This is the third survey initiated in 2012 and is designed to collect longitudinal information in a statewide statistically representative study of California motorcyclists and California drivers regarding their behavior and opinions on motorcycle lane-sharing on freeways and other multiple-lane roadways. Specifically, the anonymous survey collected data on opinions on motorcycle lane-sharing, its perceived legality and risks, and their personal driving perceptions and behaviors.
2013 – “Motorcycle Lane-Share Study Among California Motorcyclists and Drivers 2013 and Comparison to 2012 Data”
This is the second wave of an intercept study initiated in 2012 and designed to collect information for a statewide statistically representative study of California drivers and California motorcyclists regarding their behavior and opinions on motorcycle lane-sharing on freeways and other multiple-lane roadways.
The author of this report is James Ouellet, one of the original “Hurt Study” researchers. The study examines contemporary data collected by monitoring freeway video cameras and simultaneous speed data at the camera location. It also examines 1976-77 data from the “Hurt Study.” It compares the frequency of lane splitting motorcycles observed in moderate or heavy traffic to the frequency of motorcycles that crashed while splitting lanes. The report concludes that lane-splitting contributes little to the population of motorcycle accidents and eliminating a ban on lane splitting is unlikely to lead to an increase in motorcycle accidents.
This is the initial survey conducted on behalf of The California Office of Traffic Safety. The objective of the survey was a statewide statistically representative of California drivers and California motorcyclists regarding their behavior and opinions on motorcycle lane sharing on freeways and other multiple lane roadways.
These two articles by Steve Guderian were published in Motorcycle Consumer News. The articles are position papers, advocating lane splitting. Both are included here because they are sometimes referenced as research. The first paper compared rear-end motorcycle crashes in California (which allows lane-splitting) with those in three other states, each with similar riding seasons and conditions (but without allowed lane-splitting). Assuming the data presented is correct, readers are cautioned that the conclusion of the author (that the reason for fewer rear-end crashes in CA is due to the allowance of lane-splitting) may or may not be a correct conclusion. The second article addresses the author’s belief in the potential safety measure of lane sharing for motorcycle riders and includes a review of the data presented in “Motorcycle Lane Share Study Among California Motorcyclists and Drivers 2012.”
Motorcycle safety has proven to be a difficult traffic safety issue to address. Nationally, motorcycle-use fatalities increased each year between 2000 and 2008 even though total traffic fatalities were consistently decreasing after the year 2002. In 2009 there was a sharp decrease in the number of fatal motorcycle crashes in the US, and it is estimated there will be a decrease in 2010.

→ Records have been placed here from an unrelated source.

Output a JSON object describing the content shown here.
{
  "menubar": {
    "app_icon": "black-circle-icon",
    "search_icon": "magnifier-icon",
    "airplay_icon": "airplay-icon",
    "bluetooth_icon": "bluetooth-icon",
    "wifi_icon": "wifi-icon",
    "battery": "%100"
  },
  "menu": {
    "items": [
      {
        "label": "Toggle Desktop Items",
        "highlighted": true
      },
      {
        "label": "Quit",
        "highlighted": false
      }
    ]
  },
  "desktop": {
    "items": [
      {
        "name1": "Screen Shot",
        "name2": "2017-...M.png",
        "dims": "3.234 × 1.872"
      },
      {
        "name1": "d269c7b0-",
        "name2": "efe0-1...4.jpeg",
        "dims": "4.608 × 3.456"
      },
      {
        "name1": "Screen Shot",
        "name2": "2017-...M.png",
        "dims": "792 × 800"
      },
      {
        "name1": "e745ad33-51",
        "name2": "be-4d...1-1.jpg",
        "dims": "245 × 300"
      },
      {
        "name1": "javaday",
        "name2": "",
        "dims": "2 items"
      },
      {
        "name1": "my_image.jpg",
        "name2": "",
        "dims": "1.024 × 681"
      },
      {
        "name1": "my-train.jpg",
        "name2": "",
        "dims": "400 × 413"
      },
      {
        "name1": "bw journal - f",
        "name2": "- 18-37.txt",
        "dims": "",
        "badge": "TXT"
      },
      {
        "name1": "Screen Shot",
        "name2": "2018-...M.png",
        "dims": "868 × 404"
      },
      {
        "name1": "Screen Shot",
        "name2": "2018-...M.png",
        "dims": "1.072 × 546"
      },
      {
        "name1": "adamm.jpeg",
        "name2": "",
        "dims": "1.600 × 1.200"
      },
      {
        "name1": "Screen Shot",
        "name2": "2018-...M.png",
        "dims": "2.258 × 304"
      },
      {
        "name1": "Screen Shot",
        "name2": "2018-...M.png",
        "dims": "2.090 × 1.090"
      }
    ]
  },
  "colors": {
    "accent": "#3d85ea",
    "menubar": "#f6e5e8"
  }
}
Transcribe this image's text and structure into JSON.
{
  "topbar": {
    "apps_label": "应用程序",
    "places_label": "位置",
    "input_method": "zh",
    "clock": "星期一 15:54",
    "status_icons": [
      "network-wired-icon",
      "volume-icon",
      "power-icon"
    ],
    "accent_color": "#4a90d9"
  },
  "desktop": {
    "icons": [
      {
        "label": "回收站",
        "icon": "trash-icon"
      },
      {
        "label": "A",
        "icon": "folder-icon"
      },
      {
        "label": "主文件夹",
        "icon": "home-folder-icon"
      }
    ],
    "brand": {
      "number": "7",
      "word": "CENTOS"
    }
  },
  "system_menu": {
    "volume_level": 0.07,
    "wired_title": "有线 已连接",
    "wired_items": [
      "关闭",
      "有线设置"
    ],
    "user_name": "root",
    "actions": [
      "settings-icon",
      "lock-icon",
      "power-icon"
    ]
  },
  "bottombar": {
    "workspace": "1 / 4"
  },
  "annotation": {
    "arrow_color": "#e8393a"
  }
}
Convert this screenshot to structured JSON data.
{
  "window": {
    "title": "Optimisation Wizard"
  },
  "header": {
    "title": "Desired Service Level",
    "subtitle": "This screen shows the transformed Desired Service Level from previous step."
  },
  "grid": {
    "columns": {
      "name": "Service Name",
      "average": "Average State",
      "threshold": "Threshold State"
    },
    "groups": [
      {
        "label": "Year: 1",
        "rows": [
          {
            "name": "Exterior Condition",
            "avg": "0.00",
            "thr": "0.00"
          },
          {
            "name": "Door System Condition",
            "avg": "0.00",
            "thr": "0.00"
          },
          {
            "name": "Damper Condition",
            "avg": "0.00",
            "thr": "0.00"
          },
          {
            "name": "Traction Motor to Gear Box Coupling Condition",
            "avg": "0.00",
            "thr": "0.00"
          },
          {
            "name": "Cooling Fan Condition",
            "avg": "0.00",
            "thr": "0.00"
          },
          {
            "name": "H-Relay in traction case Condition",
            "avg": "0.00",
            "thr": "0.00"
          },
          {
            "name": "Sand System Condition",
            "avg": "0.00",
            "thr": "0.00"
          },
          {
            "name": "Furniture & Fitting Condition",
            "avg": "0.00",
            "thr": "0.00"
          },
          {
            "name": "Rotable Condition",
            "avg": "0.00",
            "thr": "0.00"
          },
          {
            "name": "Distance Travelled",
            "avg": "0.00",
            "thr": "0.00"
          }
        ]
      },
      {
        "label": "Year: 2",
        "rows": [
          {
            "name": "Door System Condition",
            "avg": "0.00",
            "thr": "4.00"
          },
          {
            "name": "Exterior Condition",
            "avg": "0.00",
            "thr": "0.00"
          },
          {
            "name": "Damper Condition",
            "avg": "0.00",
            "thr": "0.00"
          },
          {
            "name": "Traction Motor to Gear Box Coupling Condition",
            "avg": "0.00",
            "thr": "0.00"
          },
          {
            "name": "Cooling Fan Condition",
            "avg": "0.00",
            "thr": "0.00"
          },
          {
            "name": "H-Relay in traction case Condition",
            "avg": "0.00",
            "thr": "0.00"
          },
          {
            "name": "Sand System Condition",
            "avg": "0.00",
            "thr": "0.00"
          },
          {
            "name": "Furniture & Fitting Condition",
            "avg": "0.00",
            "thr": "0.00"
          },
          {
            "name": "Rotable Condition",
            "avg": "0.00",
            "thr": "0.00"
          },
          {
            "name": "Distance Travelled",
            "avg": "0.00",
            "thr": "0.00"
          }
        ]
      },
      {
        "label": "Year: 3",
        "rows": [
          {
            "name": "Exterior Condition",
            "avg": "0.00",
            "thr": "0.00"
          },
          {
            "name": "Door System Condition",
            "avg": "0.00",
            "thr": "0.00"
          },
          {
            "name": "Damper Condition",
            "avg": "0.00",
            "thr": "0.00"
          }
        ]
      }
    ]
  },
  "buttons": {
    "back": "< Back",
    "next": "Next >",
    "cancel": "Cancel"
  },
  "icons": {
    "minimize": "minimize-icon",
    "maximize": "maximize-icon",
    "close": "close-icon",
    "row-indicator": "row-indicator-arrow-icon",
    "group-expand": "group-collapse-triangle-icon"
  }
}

This report by the Oregon Department of Transportation examines the use of lane-sharing nationally and internationally and includes discussions on motorcycle and driver (auto) safety, and the potential benefits of lane-sharing. A review of literature relevant to lane-sharing revealed that research on the topic is limited. Benefits were often cited in motorcyclist advocacy publications and enthusiast articles. Quantitative data were limited and more generally related to capacity and emission benefits of motorcycles relative to cars. Relevant to the safety implications of lane-sharing, motorcycle crash causation studies provided the most direct information on lane-sharing. Studies, such as the 1981 Hurt report and the 2009 MAIDS report, considered lane-sharing as a causation factor.